1.- Image of a Christ without a beard, short hair and wearing a toga unearthed in Spain

2.- Giant mosaic unearthed in mysterious tomb in Amphipolis in northern Macedonia

3.- Bonhams sale of 18th century French decorative arts to benefit Fine Arts Museums of San Francisco

4.- Paris flustered by erection of 'sex-toy' sculpture; Paul McCarthy slapped by a passer-by

5.- High art or vile pornography? Marquis de Sade explored in Orsay museum exhibition

6.- 'Cubism: The Leonard A. Lauder Collection' opens at the Metropolitan Museum of Art

7.- Greek culture minister says Elgin Marbles return a matter of 'global heritage'

8.- Vandals deflate Paris 'sex-toy' sculpture by American artist Paul McCarthy after outrage

9.- Exhibition at National Gallery in London explores Rembrandt's final years of painting

10.- 'Hans Memling: A Flemish Renaissance' opens at the Scuderie del Quirinale in Rome

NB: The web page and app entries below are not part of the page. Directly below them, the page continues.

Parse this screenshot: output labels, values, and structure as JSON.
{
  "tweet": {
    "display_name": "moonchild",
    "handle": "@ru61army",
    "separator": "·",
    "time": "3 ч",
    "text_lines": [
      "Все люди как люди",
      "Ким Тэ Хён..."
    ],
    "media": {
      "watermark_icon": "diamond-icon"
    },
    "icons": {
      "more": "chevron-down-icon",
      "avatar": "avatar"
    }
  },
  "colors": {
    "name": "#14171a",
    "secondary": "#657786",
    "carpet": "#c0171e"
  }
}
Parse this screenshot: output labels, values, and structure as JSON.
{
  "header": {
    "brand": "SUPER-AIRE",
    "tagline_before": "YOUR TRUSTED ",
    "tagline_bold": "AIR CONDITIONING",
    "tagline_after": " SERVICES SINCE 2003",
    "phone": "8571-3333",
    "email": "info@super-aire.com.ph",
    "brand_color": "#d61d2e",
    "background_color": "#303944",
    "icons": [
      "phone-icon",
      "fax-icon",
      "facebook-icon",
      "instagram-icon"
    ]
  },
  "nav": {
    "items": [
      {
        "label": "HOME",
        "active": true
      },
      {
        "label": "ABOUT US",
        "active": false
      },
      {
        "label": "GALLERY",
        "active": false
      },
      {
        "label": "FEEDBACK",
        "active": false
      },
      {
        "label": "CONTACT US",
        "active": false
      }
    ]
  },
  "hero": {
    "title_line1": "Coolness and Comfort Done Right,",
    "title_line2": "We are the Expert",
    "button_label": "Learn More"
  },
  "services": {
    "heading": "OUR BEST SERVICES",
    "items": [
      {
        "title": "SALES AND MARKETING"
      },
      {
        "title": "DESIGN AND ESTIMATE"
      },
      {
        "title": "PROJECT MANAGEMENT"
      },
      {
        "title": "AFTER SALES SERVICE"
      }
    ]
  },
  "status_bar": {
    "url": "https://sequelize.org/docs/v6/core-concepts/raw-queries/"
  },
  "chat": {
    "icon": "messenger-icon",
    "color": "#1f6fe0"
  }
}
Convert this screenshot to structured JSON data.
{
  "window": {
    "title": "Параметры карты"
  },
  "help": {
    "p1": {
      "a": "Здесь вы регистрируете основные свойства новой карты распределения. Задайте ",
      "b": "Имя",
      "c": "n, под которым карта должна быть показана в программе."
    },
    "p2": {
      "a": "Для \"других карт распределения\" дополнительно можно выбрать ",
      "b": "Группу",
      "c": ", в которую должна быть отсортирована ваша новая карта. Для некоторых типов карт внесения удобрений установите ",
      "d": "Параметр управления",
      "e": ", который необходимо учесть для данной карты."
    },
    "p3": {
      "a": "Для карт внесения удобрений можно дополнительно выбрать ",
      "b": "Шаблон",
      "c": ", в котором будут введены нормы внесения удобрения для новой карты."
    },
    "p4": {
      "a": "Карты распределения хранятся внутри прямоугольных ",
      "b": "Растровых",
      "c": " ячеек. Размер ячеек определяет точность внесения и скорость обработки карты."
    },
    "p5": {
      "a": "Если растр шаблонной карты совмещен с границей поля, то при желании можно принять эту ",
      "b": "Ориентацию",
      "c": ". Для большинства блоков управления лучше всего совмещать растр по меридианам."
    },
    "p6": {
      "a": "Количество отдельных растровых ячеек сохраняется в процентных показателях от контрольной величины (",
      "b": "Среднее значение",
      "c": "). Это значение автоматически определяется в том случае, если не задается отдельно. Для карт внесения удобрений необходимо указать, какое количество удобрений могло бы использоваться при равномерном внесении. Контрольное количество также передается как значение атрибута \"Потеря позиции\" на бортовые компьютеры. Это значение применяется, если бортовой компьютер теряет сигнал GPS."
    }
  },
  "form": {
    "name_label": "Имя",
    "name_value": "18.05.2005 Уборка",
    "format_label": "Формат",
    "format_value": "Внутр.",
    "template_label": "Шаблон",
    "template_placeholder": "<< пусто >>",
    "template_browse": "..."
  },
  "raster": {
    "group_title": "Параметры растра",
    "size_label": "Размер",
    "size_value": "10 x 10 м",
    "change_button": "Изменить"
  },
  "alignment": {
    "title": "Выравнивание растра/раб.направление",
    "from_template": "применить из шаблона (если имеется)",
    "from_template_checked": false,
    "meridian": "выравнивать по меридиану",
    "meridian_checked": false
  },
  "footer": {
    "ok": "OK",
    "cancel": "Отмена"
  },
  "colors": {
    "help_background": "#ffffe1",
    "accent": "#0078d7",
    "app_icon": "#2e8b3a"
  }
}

Related Stories



"Picasso's Drawings, 1890-1921: Reinventing Tradition" traveling exhibition at The Frick Collection

Landmarks Preservation Commission Approves Enclosure of Frick Portico

Frick Announces Intention to Enclose Portico to Create Gallery for Sculpture and Decorative Arts

Fall Focus on Spanish Art through Two Frick Presentations

The Frick Collection Announces 75th Anniversary Celebrations

Dr. Stephen J. Bury Appointed Chief Librarian at the Frick Art Reference Library

Andrew W. Mellon Foundation Awards the Frick Collection a $1 Million Grant

Frick Collection Announces European Painting Exhibition for 2010

The Frick Collection Completes Series of Reinstallations



Museums, Exhibits, Artists, Milestones, Digital Art, Architecture, Photography,
Photographers, Special Photos, Special Reports, Featured Stories, Auctions, Art Fairs,
Anecdotes, Art Quiz, Education, Mythology, 3D Images, Last Week, .

 

Founder:
Ignacio Villarreal
Editor & Publisher: Jose Villarreal - Consultant: Ignacio Villarreal Jr.
Art Director: Juan José Sepúlveda Ramírez - Marketing: Carla Gutiérrez
Special Contributor: Liz Gangemi - Special Advisor: Carlos Amador
Contributing Editor: Carolina Farias

Royalville Communications, Inc
produces:

ignaciovillarreal.org theavemaria.org juncodelavega.org facundocabral-elfinal.org
Founder's Site. The most varied versions
of this beautiful prayer.
Hommage
to a Mexican poet.
Hommage
       

The First Art Newspaper on the Net. The Best Versions Of Ave Maria Song Junco de la Vega Site Ignacio Villarreal Site